I imagine many of you reading this will remember the days of packed shoulder-to-shoulder exhibition halls, at the likes of IPEX and Drupa. But I’m sad to say that we at Tharstern are seeing a shift away from this and a decline in the footfall at the exhibitions we attend, and not just in print. But it’s not difficult to work out why – because, while we recall those days full of nostalgia, the millennials think we’re crazy trekking off to an exhibition several hours or days away, just to find out information about a product or service that they can learn about online!!
The modern print buyer wants instant responses, instant orders, instant updates and instant gratification. You absolutely cannot deliver this without technology.
I don’t need to tell you that across the world there is a collision of different technologies being used in the value chain. It’s now about much more than just print. Augmented reality, mobile apps, data analytics, merchandising and logistics are all part of the products that your customers are expecting to see.
In fact I went to the USA recently for our annual user event and I met with one customer who absolutely epitomizes everything that I’ve said here. They had a dedicated team of people preloading eBook readers with documents, packaging them up and then posting them out to their customers’ customers. Yes, there were printing processes involved in the final product, but this customer was offering much more than that.
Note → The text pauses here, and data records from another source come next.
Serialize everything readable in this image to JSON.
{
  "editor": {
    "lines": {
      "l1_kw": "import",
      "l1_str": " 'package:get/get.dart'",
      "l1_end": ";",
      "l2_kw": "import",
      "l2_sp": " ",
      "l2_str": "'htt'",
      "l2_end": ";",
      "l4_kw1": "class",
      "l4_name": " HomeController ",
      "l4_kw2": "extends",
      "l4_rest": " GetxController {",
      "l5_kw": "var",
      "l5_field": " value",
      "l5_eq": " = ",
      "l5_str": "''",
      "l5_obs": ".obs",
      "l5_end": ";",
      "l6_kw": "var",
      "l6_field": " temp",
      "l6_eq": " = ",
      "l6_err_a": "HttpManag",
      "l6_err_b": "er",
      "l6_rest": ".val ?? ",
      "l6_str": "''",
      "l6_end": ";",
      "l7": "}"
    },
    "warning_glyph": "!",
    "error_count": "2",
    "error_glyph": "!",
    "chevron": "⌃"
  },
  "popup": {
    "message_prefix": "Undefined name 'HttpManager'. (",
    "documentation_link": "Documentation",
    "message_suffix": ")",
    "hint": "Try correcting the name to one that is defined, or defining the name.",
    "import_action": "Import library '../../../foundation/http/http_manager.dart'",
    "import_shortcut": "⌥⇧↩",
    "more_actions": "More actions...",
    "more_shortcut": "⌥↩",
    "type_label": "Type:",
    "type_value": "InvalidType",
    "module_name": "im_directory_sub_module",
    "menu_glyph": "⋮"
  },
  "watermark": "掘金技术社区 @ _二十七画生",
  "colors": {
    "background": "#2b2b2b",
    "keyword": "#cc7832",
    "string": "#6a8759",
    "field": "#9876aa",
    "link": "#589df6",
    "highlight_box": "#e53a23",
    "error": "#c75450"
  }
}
I thought it was a great example of how things have changed for printers, of the type of service that you are now expected to deliver.
Another example of this that springs to mind is not print related at all, but perfectly illustrates my point. I recently had a conversation with a colleague about her house move and she informed me that she chose her solicitor/attorney based on the fact that they had an online portal that pushed updates out to her via email and text every time there was some progress on her house move. I was only a little surprised to hear of this type of technology making its way into the world of law.
Did you know that there’s actually only 3 types of technology in the world?
The first type is all the technology that already existed when you were born. We learn how to use this as we grow up and generally take it for granted.
The second type is all the technology that was created after you were born. We watch this technology emerge onto the market, we understand exactly why it’s been developed and we think it’s cool.
And then there’s the third type - all the technology that was created after you turned 30, or maybe 40 if you’re a bit techy! You find it difficult to use and you question the purpose of it. It may even make you angry. Think of the teenagers who communicate via Snapchat by taking a photo with their thumb over the camera lens and then typing a message over it. I’m sure it’s not just me who thinks this is bonkers?
This last type of technology is the one you need to be concerned about. The print buying millennials will want you to understand and be comfortable with the technology they take for granted, and they will select the print suppliers who come up with cool new services delivered using the latest technology.
If after reading the above you think you might probably need to try a little harder to make the most of the technology available to you, here's what you should do:
The essence of what I’m trying to say is that you need to embrace technology and everything it can offer you, but you don't have to do it alone. Ask for help, employ some millennials, copy what others have done. Just make sure you stay open to the opportunities that technology will present you.
That is how you will feed your machines and meet the expectations of the modern print buyer.